Data records for software interfaces
◆ ◆ ◆ ◆
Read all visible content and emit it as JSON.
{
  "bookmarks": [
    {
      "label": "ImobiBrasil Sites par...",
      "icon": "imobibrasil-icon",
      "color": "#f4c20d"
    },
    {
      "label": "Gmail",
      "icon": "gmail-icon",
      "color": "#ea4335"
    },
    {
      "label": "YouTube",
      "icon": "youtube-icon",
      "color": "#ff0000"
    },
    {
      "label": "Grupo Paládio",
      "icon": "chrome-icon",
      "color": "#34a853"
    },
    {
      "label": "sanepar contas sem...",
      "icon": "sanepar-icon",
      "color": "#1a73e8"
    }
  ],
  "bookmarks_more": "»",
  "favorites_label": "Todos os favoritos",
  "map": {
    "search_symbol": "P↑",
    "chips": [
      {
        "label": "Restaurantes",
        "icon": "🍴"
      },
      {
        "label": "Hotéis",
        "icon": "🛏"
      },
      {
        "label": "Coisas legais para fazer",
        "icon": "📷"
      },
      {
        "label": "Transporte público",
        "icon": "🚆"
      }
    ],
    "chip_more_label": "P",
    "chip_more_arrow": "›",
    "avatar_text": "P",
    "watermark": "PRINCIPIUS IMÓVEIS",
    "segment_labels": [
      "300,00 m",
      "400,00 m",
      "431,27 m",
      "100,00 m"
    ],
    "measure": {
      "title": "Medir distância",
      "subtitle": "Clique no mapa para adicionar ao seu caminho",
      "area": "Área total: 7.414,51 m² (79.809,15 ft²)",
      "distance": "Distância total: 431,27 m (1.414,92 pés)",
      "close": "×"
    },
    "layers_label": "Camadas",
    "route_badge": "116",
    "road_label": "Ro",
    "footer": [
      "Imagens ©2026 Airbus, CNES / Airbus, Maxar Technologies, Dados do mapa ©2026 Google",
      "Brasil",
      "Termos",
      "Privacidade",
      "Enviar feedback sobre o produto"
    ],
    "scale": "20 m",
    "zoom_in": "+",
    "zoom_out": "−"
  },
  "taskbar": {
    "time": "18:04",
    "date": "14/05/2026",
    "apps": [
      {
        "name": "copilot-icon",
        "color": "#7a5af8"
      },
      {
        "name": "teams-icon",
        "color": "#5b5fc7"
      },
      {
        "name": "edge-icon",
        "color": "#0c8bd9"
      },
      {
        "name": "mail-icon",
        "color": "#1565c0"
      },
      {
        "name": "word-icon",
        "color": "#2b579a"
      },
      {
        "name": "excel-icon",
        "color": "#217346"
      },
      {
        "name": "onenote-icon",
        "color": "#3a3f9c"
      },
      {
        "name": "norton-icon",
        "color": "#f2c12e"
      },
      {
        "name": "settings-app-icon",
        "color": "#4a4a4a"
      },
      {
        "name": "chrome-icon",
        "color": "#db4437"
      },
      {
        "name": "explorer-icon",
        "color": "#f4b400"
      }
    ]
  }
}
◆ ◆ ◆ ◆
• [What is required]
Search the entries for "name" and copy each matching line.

• [Task solution]
        "name": "copilot-icon",
        "name": "teams-icon",
        "name": "edge-icon",
        "name": "mail-icon",
        "name": "word-icon",
        "name": "excel-icon",
        "name": "onenote-icon",
        "name": "norton-icon",
        "name": "settings-app-icon",
        "name": "chrome-icon",
        "name": "explorer-icon",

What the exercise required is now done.